Prized for their ornate shells, the reptiles were likely meant for the poaching or illegal pet trade. It is estimated that radiated tortoise populations in the wild have declined more than 80 percent in the last 30 years. At that rate, they could be functionally extinct in the wild in less than two decades.
While in Madagascar, Dr. Matt O’Connor’s days are currently consumed with assisting the Turtle Survival Alliance examining individual tortoises to look for signs of dehydration, malnourishment or illness. Many of the animals are thin and lethargic, due to the desperate conditions in which they were held. Some have eye issues, while the sickest have oral plaques – painful lesions – on their tongues and in their mouths.
Despite this, Dr. O’Connor shared that the mortality rate is remaining fairly low for the time being. He will remain on-site for two weeks working to nurse the tortoises back to health and provide his expertise wherever possible. For now, due to fear of continued poaching, the future of where the recovered tortoises will go is unknown. That decision will be made by the government of Madagascar.

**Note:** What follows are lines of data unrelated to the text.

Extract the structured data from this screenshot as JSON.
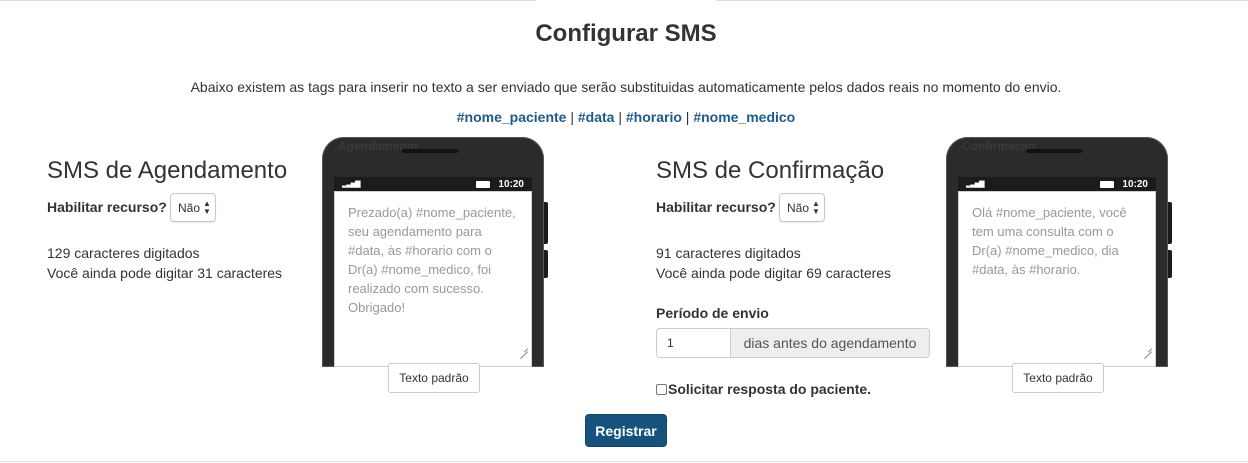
{
  "page": {
    "title": "Configurar SMS",
    "intro": "Abaixo existem as tags para inserir no texto a ser enviado que serão substituidas automaticamente pelos dados reais no momento do envio.",
    "tags": [
      "#nome_paciente",
      "#data",
      "#horario",
      "#nome_medico"
    ],
    "tag_separator": " | "
  },
  "scheduling": {
    "title": "SMS de Agendamento",
    "enable_label": "Habilitar recurso?",
    "enable_value": "Não",
    "typed_count": "129 caracteres digitados",
    "remaining": "Você ainda pode digitar 31 caracteres",
    "phone_label": "Agendamento",
    "status_time": "10:20",
    "message": "Prezado(a) #nome_paciente, seu agendamento para #data, às #horario com o Dr(a) #nome_medico, foi realizado com sucesso. Obrigado!",
    "default_button": "Texto padrão"
  },
  "confirmation": {
    "title": "SMS de Confirmação",
    "enable_label": "Habilitar recurso?",
    "enable_value": "Não",
    "typed_count": "91 caracteres digitados",
    "remaining": "Você ainda pode digitar 69 caracteres",
    "period_label": "Período de envio",
    "period_value": "1",
    "period_addon": "dias antes do agendamento",
    "reply_label": "Solicitar resposta do paciente.",
    "reply_checked": false,
    "phone_label": "Confirmação",
    "status_time": "10:20",
    "message": "Olá #nome_paciente, você tem uma consulta com o Dr(a) #nome_medico, dia #data, às #horario.",
    "default_button": "Texto padrão"
  },
  "submit_label": "Registrar",
  "colors": {
    "primary": "#17527e",
    "tag_link": "#1e5a8a",
    "phone_body": "#2b2b2b",
    "text": "#333333"
  }
}
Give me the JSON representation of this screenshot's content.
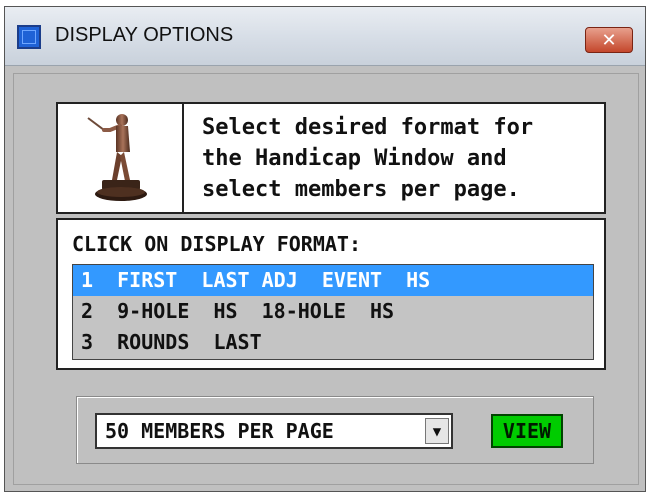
{
  "window": {
    "title": "DISPLAY OPTIONS",
    "close_icon": "close-icon"
  },
  "info": {
    "line1": "Select desired format for",
    "line2": "the Handicap Window and",
    "line3": "select members per page.",
    "image": "golfer-trophy-image"
  },
  "format": {
    "label": "CLICK ON DISPLAY FORMAT:",
    "items": [
      "1  FIRST  LAST ADJ  EVENT  HS",
      "2  9-HOLE  HS  18-HOLE  HS",
      "3  ROUNDS  LAST"
    ],
    "selected_index": 0
  },
  "members": {
    "value": "50 MEMBERS PER PAGE",
    "dropdown_icon": "chevron-down-icon"
  },
  "view_button": "VIEW",
  "colors": {
    "selection": "#3399ff",
    "view_button": "#00cc00",
    "close_button": "#c4472c",
    "client_bg": "#c0c0c0"
  }
}
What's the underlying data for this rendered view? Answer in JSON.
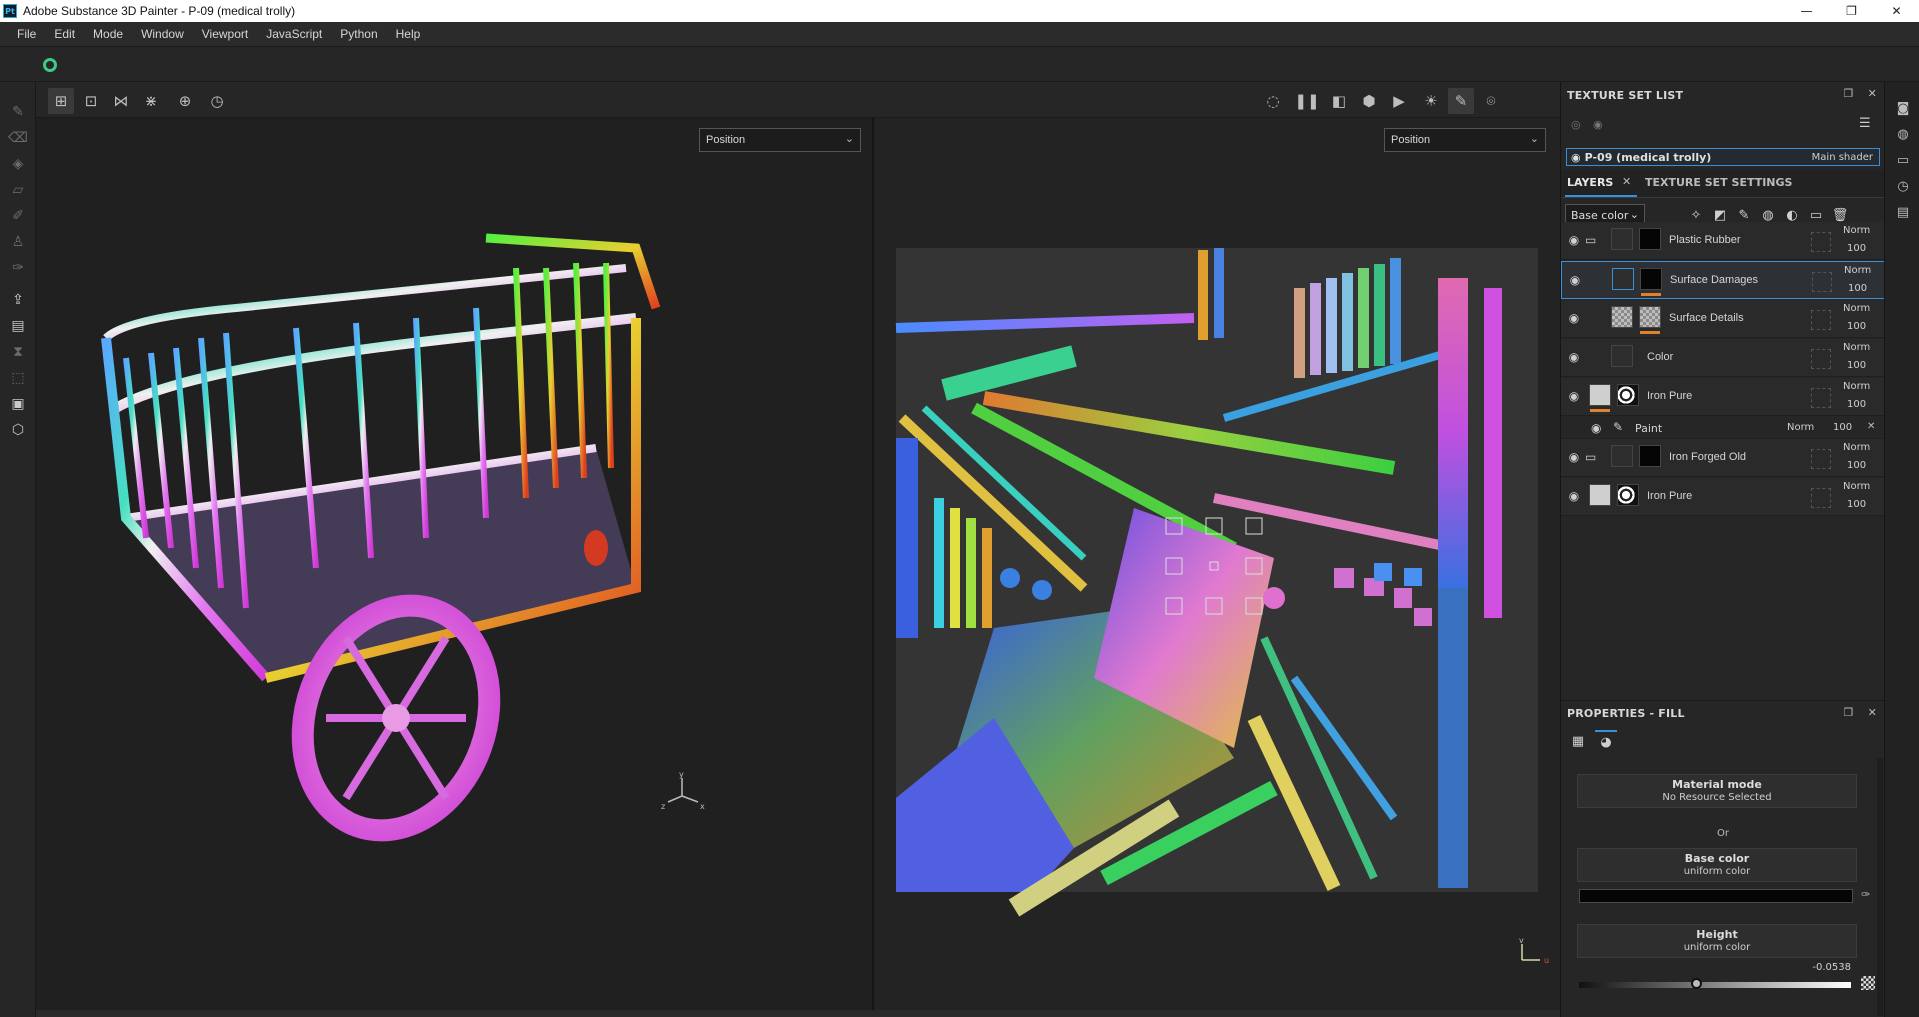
{
  "window": {
    "logo": "Pt",
    "title": "Adobe Substance 3D Painter - P-09 (medical trolly)",
    "controls": {
      "minimize": "—",
      "maximize": "❐",
      "close": "✕"
    }
  },
  "menu": [
    "File",
    "Edit",
    "Mode",
    "Window",
    "Viewport",
    "JavaScript",
    "Python",
    "Help"
  ],
  "viewport": {
    "left_channel": "Position",
    "right_channel": "Position",
    "gizmo_left": {
      "x": "x",
      "y": "y",
      "z": "z"
    },
    "gizmo_right": {
      "u": "u",
      "v": "v"
    }
  },
  "texture_set_list": {
    "title": "TEXTURE SET LIST",
    "item_name": "P-09 (medical trolly)",
    "item_shader": "Main shader"
  },
  "tabs": {
    "layers": "LAYERS",
    "texture_set_settings": "TEXTURE SET SETTINGS"
  },
  "channel_select": "Base color",
  "layers": [
    {
      "name": "Plastic Rubber",
      "blend": "Norm",
      "opacity": "100"
    },
    {
      "name": "Surface Damages",
      "blend": "Norm",
      "opacity": "100"
    },
    {
      "name": "Surface Details",
      "blend": "Norm",
      "opacity": "100"
    },
    {
      "name": "Color",
      "blend": "Norm",
      "opacity": "100"
    },
    {
      "name": "Iron Pure",
      "blend": "Norm",
      "opacity": "100"
    },
    {
      "name": "Paint",
      "blend": "Norm",
      "opacity": "100"
    },
    {
      "name": "Iron Forged Old",
      "blend": "Norm",
      "opacity": "100"
    },
    {
      "name": "Iron Pure",
      "blend": "Norm",
      "opacity": "100"
    }
  ],
  "properties": {
    "title": "PROPERTIES - FILL",
    "material_mode": "Material mode",
    "no_resource": "No Resource Selected",
    "or": "Or",
    "base_color": "Base color",
    "base_color_sub": "uniform color",
    "height": "Height",
    "height_sub": "uniform color",
    "height_value": "-0.0538"
  }
}
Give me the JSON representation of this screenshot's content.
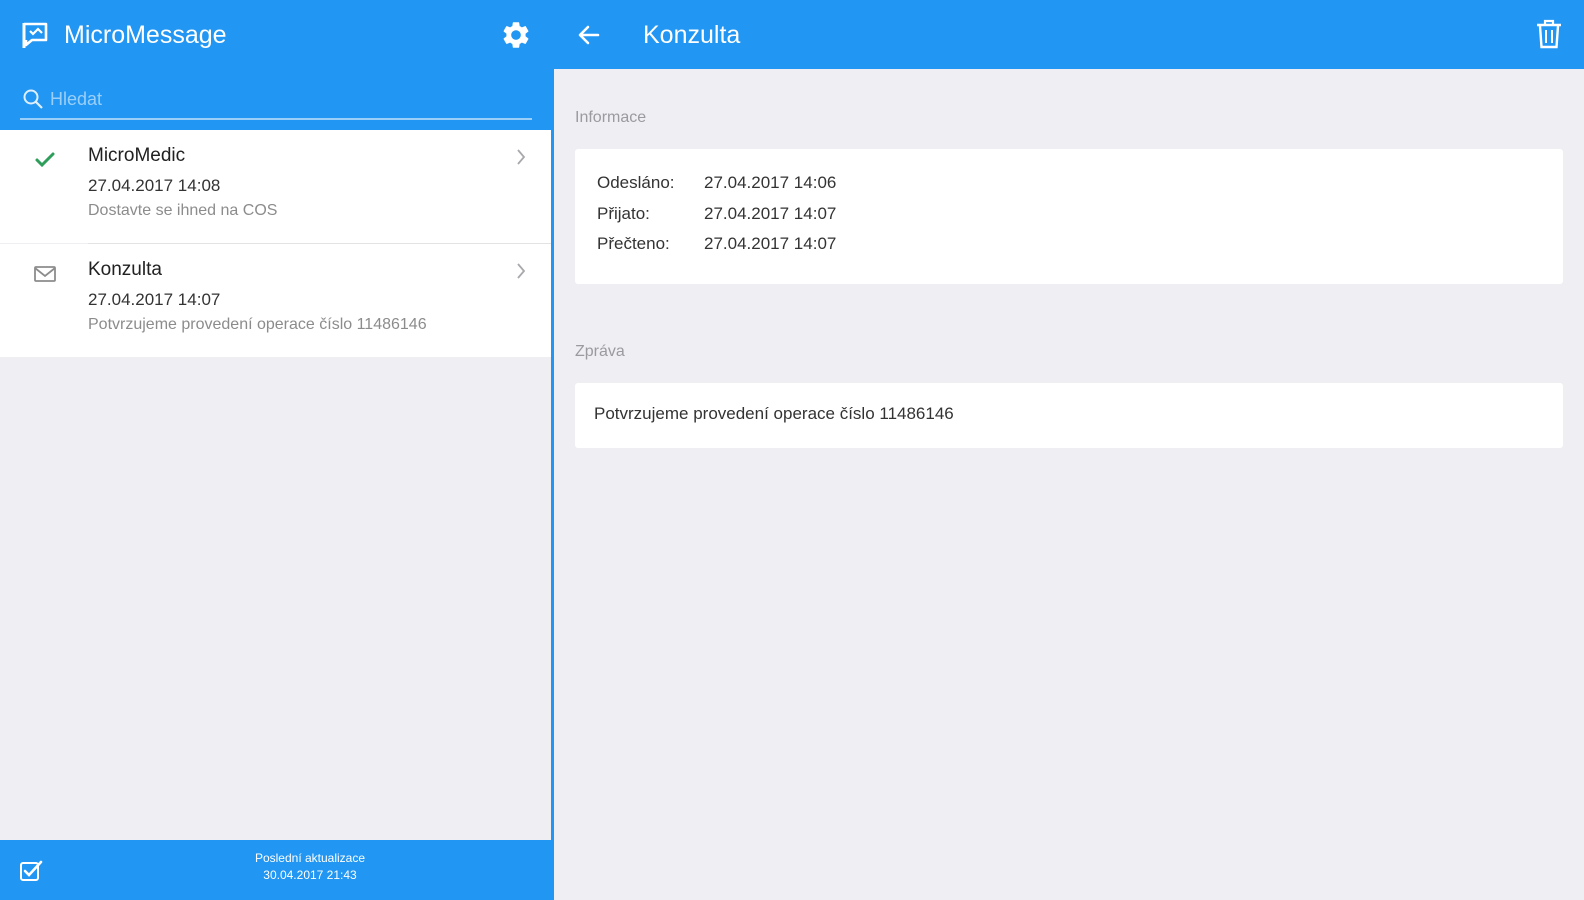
{
  "app": {
    "title": "MicroMessage",
    "accent_color": "#2196f3",
    "background_color": "#eeeef3",
    "icons": {
      "app": "chat-flag-icon",
      "settings": "gear-icon",
      "search": "search-icon"
    }
  },
  "search": {
    "placeholder": "Hledat",
    "value": ""
  },
  "messages": [
    {
      "name": "MicroMedic",
      "date": "27.04.2017 14:08",
      "preview": "Dostavte se ihned na COS",
      "status_icon": "checkmark-icon",
      "status_color": "#2e9e5b"
    },
    {
      "name": "Konzulta",
      "date": "27.04.2017 14:07",
      "preview": "Potvrzujeme provedení operace číslo 11486146",
      "status_icon": "envelope-icon",
      "status_color": "#8c8c8c"
    }
  ],
  "footer": {
    "line1": "Poslední aktualizace",
    "line2": "30.04.2017 21:43",
    "icon": "checkbox-checked-icon"
  },
  "detail": {
    "title": "Konzulta",
    "icons": {
      "back": "back-arrow-icon",
      "delete": "trash-icon"
    },
    "info_section_label": "Informace",
    "info": {
      "sent_label": "Odesláno:",
      "sent_value": "27.04.2017 14:06",
      "received_label": "Přijato:",
      "received_value": "27.04.2017 14:07",
      "read_label": "Přečteno:",
      "read_value": "27.04.2017 14:07"
    },
    "message_section_label": "Zpráva",
    "message_text": "Potvrzujeme provedení operace číslo 11486146"
  }
}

Shedd is still considering its capability to send additional staff and supplies to further assist the triage effort, which could take months or longer.